* _Required action_: Please tally the lines below that contain the word "icon" and reply with the total alone.

---

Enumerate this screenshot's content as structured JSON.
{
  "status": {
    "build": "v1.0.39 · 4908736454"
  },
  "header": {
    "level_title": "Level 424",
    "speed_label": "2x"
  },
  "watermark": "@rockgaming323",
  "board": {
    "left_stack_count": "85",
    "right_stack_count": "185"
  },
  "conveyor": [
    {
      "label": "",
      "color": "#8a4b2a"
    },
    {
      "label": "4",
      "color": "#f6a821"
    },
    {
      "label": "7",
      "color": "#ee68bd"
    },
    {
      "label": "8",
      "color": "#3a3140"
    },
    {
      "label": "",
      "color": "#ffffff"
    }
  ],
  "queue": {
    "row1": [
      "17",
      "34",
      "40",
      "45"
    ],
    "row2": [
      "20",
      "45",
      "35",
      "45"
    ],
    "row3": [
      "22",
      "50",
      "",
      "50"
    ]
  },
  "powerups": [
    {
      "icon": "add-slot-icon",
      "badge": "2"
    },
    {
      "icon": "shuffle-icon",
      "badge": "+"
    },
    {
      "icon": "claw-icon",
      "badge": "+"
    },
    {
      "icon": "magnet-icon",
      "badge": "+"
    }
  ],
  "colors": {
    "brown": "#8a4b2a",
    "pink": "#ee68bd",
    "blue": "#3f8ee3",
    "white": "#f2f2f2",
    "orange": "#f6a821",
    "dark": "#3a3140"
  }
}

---

* _Your response_: 4